» **Problem description**
Print the listing below in its entirety, character for character.

» **Extracted material**
- Opening Delimiter -

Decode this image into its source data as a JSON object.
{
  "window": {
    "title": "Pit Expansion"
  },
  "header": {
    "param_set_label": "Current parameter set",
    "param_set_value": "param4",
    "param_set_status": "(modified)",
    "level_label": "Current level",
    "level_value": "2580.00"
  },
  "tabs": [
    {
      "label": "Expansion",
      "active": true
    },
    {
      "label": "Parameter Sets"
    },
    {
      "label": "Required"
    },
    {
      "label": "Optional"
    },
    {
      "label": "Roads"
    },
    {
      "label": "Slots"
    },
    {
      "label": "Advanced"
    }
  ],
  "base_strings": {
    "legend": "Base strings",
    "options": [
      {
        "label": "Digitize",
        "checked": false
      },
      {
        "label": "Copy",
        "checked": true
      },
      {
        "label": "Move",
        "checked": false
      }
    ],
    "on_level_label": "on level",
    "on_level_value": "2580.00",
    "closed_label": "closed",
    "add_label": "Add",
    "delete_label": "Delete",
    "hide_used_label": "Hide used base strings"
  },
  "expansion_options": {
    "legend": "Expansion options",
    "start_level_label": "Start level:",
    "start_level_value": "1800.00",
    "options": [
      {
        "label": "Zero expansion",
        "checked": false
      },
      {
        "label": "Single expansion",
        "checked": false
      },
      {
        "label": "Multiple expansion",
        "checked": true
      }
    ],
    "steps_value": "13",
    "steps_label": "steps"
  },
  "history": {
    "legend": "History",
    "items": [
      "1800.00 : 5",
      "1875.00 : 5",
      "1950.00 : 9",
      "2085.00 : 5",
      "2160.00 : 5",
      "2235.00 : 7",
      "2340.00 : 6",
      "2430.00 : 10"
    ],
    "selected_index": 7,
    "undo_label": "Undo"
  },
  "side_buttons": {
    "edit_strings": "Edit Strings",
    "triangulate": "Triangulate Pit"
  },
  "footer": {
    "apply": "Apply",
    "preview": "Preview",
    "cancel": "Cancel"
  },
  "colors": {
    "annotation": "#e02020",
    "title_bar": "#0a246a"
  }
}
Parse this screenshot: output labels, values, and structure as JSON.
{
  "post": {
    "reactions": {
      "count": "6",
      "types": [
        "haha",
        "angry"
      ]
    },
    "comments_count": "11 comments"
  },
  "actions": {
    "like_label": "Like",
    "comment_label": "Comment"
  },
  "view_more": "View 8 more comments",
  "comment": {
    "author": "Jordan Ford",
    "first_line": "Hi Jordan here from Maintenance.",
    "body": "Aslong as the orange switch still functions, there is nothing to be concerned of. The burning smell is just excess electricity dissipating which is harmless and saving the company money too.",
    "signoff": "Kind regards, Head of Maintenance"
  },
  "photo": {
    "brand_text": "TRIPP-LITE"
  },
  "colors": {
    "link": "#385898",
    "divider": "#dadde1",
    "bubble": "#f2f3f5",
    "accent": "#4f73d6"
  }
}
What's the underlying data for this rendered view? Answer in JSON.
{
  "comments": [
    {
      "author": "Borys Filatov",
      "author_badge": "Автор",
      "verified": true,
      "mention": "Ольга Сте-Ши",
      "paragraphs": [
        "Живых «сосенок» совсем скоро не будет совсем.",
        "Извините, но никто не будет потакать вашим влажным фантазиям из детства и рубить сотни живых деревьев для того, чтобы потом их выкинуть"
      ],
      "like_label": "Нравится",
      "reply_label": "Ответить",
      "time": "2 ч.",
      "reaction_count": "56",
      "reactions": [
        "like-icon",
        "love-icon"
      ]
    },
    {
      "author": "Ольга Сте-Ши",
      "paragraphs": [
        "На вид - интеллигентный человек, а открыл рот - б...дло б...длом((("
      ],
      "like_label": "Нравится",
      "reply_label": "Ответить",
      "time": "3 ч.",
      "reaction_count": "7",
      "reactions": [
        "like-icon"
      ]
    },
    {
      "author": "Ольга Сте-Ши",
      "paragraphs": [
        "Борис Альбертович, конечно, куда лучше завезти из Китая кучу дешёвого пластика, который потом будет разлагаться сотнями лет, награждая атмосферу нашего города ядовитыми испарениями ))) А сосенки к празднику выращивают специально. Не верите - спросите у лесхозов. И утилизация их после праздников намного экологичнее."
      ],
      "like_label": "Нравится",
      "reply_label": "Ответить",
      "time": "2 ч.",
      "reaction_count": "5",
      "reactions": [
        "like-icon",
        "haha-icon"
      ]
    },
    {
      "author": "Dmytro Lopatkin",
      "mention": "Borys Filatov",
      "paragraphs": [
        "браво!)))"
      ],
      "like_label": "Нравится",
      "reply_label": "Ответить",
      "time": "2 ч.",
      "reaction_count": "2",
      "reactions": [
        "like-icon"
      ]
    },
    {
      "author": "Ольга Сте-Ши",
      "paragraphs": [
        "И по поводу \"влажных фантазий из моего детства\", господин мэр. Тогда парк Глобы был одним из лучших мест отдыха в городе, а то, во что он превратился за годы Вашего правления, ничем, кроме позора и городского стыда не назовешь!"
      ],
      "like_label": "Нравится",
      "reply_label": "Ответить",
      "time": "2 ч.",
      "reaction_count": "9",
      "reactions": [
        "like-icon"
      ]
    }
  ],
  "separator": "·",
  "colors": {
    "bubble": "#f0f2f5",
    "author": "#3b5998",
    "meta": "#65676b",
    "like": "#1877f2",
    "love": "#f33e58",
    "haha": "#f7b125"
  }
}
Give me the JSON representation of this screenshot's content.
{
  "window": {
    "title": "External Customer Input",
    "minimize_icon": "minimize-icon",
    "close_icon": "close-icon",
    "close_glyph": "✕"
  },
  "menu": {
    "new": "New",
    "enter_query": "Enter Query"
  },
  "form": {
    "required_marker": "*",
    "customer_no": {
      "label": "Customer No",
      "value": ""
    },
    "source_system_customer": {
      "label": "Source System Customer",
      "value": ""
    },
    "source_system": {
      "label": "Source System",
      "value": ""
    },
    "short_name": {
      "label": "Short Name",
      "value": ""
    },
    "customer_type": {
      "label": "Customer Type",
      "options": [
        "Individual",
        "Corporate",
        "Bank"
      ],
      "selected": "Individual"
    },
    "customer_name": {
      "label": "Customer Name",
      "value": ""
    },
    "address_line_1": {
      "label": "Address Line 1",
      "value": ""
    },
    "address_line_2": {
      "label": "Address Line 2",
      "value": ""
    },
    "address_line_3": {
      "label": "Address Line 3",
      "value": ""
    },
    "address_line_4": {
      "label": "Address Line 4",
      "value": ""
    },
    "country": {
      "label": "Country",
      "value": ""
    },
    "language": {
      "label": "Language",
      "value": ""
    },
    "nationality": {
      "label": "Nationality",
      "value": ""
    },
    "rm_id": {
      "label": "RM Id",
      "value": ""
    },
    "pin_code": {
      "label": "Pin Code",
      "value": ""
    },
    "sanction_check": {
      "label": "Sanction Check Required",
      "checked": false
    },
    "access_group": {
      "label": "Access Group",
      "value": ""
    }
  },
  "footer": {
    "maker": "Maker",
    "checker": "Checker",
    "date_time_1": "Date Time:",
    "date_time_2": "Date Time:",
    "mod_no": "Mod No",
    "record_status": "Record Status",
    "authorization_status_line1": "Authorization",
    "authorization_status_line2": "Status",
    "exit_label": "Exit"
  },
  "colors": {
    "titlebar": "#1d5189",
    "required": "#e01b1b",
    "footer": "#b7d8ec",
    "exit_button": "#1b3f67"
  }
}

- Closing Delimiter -

» **Output**
Decode this image into its source data as a JSON object.
{
  "window": {
    "title": "Pit Expansion"
  },
  "header": {
    "param_set_label": "Current parameter set",
    "param_set_value": "param4",
    "param_set_status": "(modified)",
    "level_label": "Current level",
    "level_value": "2580.00"
  },
  "tabs": [
    {
      "label": "Expansion",
      "active": true
    },
    {
      "label": "Parameter Sets"
    },
    {
      "label": "Required"
    },
    {
      "label": "Optional"
    },
    {
      "label": "Roads"
    },
    {
      "label": "Slots"
    },
    {
      "label": "Advanced"
    }
  ],
  "base_strings": {
    "legend": "Base strings",
    "options": [
      {
        "label": "Digitize",
        "checked": false
      },
      {
        "label": "Copy",
        "checked": true
      },
      {
        "label": "Move",
        "checked": false
      }
    ],
    "on_level_label": "on level",
    "on_level_value": "2580.00",
    "closed_label": "closed",
    "add_label": "Add",
    "delete_label": "Delete",
    "hide_used_label": "Hide used base strings"
  },
  "expansion_options": {
    "legend": "Expansion options",
    "start_level_label": "Start level:",
    "start_level_value": "1800.00",
    "options": [
      {
        "label": "Zero expansion",
        "checked": false
      },
      {
        "label": "Single expansion",
        "checked": false
      },
      {
        "label": "Multiple expansion",
        "checked": true
      }
    ],
    "steps_value": "13",
    "steps_label": "steps"
  },
  "history": {
    "legend": "History",
    "items": [
      "1800.00 : 5",
      "1875.00 : 5",
      "1950.00 : 9",
      "2085.00 : 5",
      "2160.00 : 5",
      "2235.00 : 7",
      "2340.00 : 6",
      "2430.00 : 10"
    ],
    "selected_index": 7,
    "undo_label": "Undo"
  },
  "side_buttons": {
    "edit_strings": "Edit Strings",
    "triangulate": "Triangulate Pit"
  },
  "footer": {
    "apply": "Apply",
    "preview": "Preview",
    "cancel": "Cancel"
  },
  "colors": {
    "annotation": "#e02020",
    "title_bar": "#0a246a"
  }
}
Parse this screenshot: output labels, values, and structure as JSON.
{
  "post": {
    "reactions": {
      "count": "6",
      "types": [
        "haha",
        "angry"
      ]
    },
    "comments_count": "11 comments"
  },
  "actions": {
    "like_label": "Like",
    "comment_label": "Comment"
  },
  "view_more": "View 8 more comments",
  "comment": {
    "author": "Jordan Ford",
    "first_line": "Hi Jordan here from Maintenance.",
    "body": "Aslong as the orange switch still functions, there is nothing to be concerned of. The burning smell is just excess electricity dissipating which is harmless and saving the company money too.",
    "signoff": "Kind regards, Head of Maintenance"
  },
  "photo": {
    "brand_text": "TRIPP-LITE"
  },
  "colors": {
    "link": "#385898",
    "divider": "#dadde1",
    "bubble": "#f2f3f5",
    "accent": "#4f73d6"
  }
}
What's the underlying data for this rendered view? Answer in JSON.
{
  "comments": [
    {
      "author": "Borys Filatov",
      "author_badge": "Автор",
      "verified": true,
      "mention": "Ольга Сте-Ши",
      "paragraphs": [
        "Живых «сосенок» совсем скоро не будет совсем.",
        "Извините, но никто не будет потакать вашим влажным фантазиям из детства и рубить сотни живых деревьев для того, чтобы потом их выкинуть"
      ],
      "like_label": "Нравится",
      "reply_label": "Ответить",
      "time": "2 ч.",
      "reaction_count": "56",
      "reactions": [
        "like-icon",
        "love-icon"
      ]
    },
    {
      "author": "Ольга Сте-Ши",
      "paragraphs": [
        "На вид - интеллигентный человек, а открыл рот - б...дло б...длом((("
      ],
      "like_label": "Нравится",
      "reply_label": "Ответить",
      "time": "3 ч.",
      "reaction_count": "7",
      "reactions": [
        "like-icon"
      ]
    },
    {
      "author": "Ольга Сте-Ши",
      "paragraphs": [
        "Борис Альбертович, конечно, куда лучше завезти из Китая кучу дешёвого пластика, который потом будет разлагаться сотнями лет, награждая атмосферу нашего города ядовитыми испарениями ))) А сосенки к празднику выращивают специально. Не верите - спросите у лесхозов. И утилизация их после праздников намного экологичнее."
      ],
      "like_label": "Нравится",
      "reply_label": "Ответить",
      "time": "2 ч.",
      "reaction_count": "5",
      "reactions": [
        "like-icon",
        "haha-icon"
      ]
    },
    {
      "author": "Dmytro Lopatkin",
      "mention": "Borys Filatov",
      "paragraphs": [
        "браво!)))"
      ],
      "like_label": "Нравится",
      "reply_label": "Ответить",
      "time": "2 ч.",
      "reaction_count": "2",
      "reactions": [
        "like-icon"
      ]
    },
    {
      "author": "Ольга Сте-Ши",
      "paragraphs": [
        "И по поводу \"влажных фантазий из моего детства\", господин мэр. Тогда парк Глобы был одним из лучших мест отдыха в городе, а то, во что он превратился за годы Вашего правления, ничем, кроме позора и городского стыда не назовешь!"
      ],
      "like_label": "Нравится",
      "reply_label": "Ответить",
      "time": "2 ч.",
      "reaction_count": "9",
      "reactions": [
        "like-icon"
      ]
    }
  ],
  "separator": "·",
  "colors": {
    "bubble": "#f0f2f5",
    "author": "#3b5998",
    "meta": "#65676b",
    "like": "#1877f2",
    "love": "#f33e58",
    "haha": "#f7b125"
  }
}
Give me the JSON representation of this screenshot's content.
{
  "window": {
    "title": "External Customer Input",
    "minimize_icon": "minimize-icon",
    "close_icon": "close-icon",
    "close_glyph": "✕"
  },
  "menu": {
    "new": "New",
    "enter_query": "Enter Query"
  },
  "form": {
    "required_marker": "*",
    "customer_no": {
      "label": "Customer No",
      "value": ""
    },
    "source_system_customer": {
      "label": "Source System Customer",
      "value": ""
    },
    "source_system": {
      "label": "Source System",
      "value": ""
    },
    "short_name": {
      "label": "Short Name",
      "value": ""
    },
    "customer_type": {
      "label": "Customer Type",
      "options": [
        "Individual",
        "Corporate",
        "Bank"
      ],
      "selected": "Individual"
    },
    "customer_name": {
      "label": "Customer Name",
      "value": ""
    },
    "address_line_1": {
      "label": "Address Line 1",
      "value": ""
    },
    "address_line_2": {
      "label": "Address Line 2",
      "value": ""
    },
    "address_line_3": {
      "label": "Address Line 3",
      "value": ""
    },
    "address_line_4": {
      "label": "Address Line 4",
      "value": ""
    },
    "country": {
      "label": "Country",
      "value": ""
    },
    "language": {
      "label": "Language",
      "value": ""
    },
    "nationality": {
      "label": "Nationality",
      "value": ""
    },
    "rm_id": {
      "label": "RM Id",
      "value": ""
    },
    "pin_code": {
      "label": "Pin Code",
      "value": ""
    },
    "sanction_check": {
      "label": "Sanction Check Required",
      "checked": false
    },
    "access_group": {
      "label": "Access Group",
      "value": ""
    }
  },
  "footer": {
    "maker": "Maker",
    "checker": "Checker",
    "date_time_1": "Date Time:",
    "date_time_2": "Date Time:",
    "mod_no": "Mod No",
    "record_status": "Record Status",
    "authorization_status_line1": "Authorization",
    "authorization_status_line2": "Status",
    "exit_label": "Exit"
  },
  "colors": {
    "titlebar": "#1d5189",
    "required": "#e01b1b",
    "footer": "#b7d8ec",
    "exit_button": "#1b3f67"
  }
}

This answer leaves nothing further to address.